Imagine standing in the produce isle of a local grocery store. Take a look down at all the vegetables available. How many have some mention of organic ingredients on the label? Probably quite a few. This is due to the massive increase in demand for organically produced foods. Throughout the past ten years organic products have sprung up in nearly every grocery store. With production of organic foods produced by the motto that management practices that restore, maintain and enhance ecological harmony, many people are turning to this form of food. With an insurgence of consumers the question has to be raised, should consumers buy organic?
With so many people buying organically one would assume it is a safe way to buy. In 1990, congress passed the Organic Foods Production Act. This required the U.S. Department of Agriculture to develop nationally recognized standards to ease the skepticism of many consumers.
Soon after this act was passed, the USDA implemented regulations that only allowed produce labeled as organic to come from farms or other operation headquarters that were certified by a state or private entity that had been approved by the USDA. By implementing a way to regulate what organic products come into a grocery store, many more consumers have decided that organic is the way to buy,
Conventionally produced foods have their specific standards to follow as well. The USDA and The Food and Drug Administration have strict tests and regulations that conventionally produced foods most go through as well. Conventional farming has occurred throughout the United States for many years. Policies regarding the ways in which farmers may grow crops and harvest them are implemented just as rigorously as those policies effecting organic farming.

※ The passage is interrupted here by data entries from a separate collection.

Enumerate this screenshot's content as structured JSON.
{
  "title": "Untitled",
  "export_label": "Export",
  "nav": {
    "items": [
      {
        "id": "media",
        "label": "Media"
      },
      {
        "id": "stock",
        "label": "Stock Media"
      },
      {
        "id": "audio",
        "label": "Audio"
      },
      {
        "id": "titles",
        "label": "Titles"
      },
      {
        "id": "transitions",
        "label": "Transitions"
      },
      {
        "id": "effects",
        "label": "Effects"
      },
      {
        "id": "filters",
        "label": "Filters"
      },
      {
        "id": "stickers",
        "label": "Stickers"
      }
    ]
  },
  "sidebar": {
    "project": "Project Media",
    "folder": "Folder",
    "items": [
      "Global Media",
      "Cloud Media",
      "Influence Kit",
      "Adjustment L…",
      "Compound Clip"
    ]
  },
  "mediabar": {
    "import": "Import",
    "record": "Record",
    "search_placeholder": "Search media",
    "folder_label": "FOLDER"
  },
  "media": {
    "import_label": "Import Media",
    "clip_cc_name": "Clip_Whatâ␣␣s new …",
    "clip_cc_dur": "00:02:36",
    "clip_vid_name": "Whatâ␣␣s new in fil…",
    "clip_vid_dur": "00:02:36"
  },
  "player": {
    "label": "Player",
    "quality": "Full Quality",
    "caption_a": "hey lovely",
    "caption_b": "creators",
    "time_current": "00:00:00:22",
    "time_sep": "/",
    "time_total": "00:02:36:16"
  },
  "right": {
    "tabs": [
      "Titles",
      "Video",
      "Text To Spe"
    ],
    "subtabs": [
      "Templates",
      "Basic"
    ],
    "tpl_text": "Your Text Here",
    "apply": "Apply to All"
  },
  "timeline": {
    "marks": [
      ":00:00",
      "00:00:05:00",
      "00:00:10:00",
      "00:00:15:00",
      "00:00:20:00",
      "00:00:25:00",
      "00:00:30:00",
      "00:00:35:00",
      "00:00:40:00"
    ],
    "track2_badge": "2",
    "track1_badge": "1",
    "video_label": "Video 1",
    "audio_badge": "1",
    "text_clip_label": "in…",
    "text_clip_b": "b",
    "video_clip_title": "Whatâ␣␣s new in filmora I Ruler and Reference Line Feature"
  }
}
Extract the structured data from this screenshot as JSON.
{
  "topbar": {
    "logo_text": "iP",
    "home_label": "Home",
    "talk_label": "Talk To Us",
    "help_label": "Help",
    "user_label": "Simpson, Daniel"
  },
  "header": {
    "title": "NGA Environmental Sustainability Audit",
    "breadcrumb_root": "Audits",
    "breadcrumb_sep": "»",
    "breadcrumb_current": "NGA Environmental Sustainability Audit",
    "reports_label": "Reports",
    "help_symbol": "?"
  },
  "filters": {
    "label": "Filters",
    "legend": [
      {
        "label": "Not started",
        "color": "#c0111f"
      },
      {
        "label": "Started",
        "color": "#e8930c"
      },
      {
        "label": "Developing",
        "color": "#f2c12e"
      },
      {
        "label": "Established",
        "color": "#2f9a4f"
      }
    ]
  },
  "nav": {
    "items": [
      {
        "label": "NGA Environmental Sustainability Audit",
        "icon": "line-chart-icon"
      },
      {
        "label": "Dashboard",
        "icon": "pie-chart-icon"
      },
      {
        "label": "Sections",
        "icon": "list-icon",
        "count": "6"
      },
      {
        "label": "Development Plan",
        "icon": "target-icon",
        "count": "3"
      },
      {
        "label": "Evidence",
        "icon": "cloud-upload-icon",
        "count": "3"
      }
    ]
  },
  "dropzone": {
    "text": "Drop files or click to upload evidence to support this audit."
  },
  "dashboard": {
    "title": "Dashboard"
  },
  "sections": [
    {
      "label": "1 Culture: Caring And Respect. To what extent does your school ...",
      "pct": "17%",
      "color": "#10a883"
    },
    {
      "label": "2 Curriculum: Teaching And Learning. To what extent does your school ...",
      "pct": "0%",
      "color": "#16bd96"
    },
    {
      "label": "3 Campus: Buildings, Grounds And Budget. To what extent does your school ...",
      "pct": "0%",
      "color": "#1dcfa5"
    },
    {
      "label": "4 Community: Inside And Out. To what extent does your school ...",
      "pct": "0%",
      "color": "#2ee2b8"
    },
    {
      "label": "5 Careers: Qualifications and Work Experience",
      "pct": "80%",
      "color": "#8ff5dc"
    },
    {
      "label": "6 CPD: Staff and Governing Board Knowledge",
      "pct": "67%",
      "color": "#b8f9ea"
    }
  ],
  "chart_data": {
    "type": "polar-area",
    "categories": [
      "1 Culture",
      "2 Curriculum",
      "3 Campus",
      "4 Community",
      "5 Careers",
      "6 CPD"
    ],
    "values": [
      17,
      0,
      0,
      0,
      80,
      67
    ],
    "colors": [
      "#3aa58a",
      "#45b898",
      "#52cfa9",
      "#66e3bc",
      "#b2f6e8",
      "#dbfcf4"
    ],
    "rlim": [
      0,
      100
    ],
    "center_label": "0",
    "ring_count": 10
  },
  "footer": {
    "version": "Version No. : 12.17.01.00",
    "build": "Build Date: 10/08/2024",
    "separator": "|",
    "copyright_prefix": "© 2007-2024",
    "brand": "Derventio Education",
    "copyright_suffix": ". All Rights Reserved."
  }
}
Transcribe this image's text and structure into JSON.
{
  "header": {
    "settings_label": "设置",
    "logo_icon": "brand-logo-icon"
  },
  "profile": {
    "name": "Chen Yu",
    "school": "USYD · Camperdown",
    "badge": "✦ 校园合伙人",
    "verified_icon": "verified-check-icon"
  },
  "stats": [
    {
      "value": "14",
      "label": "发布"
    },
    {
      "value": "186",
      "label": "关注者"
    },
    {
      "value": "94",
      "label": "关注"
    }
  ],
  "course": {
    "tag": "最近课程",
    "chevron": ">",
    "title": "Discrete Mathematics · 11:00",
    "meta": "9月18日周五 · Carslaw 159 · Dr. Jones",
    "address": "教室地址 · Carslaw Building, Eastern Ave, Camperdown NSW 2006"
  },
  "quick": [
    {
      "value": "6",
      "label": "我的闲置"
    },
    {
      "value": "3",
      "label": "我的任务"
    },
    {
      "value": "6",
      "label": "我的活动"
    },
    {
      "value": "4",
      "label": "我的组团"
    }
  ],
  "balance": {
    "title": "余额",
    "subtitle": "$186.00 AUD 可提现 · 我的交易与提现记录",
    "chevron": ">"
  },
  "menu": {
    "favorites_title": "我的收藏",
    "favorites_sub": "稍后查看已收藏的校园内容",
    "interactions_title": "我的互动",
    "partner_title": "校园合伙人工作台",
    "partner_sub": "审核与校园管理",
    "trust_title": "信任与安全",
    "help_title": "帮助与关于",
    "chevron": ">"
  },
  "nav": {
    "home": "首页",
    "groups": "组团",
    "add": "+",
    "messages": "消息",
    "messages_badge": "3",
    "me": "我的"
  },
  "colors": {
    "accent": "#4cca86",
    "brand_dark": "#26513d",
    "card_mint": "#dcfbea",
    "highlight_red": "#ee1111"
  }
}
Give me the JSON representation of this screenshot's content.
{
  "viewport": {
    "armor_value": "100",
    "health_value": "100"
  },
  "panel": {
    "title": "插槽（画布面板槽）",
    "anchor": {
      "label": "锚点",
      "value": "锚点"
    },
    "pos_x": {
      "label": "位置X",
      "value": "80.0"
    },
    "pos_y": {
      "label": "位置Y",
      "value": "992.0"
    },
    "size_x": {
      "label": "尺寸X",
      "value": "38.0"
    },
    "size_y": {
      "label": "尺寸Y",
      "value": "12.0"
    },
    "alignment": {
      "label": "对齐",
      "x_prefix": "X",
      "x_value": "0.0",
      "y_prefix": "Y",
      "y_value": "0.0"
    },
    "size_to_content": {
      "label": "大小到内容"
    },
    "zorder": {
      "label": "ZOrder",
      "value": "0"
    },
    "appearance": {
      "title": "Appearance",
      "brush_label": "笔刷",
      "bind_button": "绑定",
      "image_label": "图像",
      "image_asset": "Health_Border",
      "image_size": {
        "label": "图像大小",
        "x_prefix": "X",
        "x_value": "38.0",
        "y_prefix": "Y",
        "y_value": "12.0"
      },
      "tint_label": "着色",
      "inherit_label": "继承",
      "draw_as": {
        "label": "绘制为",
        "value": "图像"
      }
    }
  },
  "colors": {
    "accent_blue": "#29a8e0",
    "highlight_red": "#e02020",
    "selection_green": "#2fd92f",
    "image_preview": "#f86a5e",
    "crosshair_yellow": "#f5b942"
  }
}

However, many conventionally farmed foods contain large amounts of pesticides and other harmful contaminants. Many...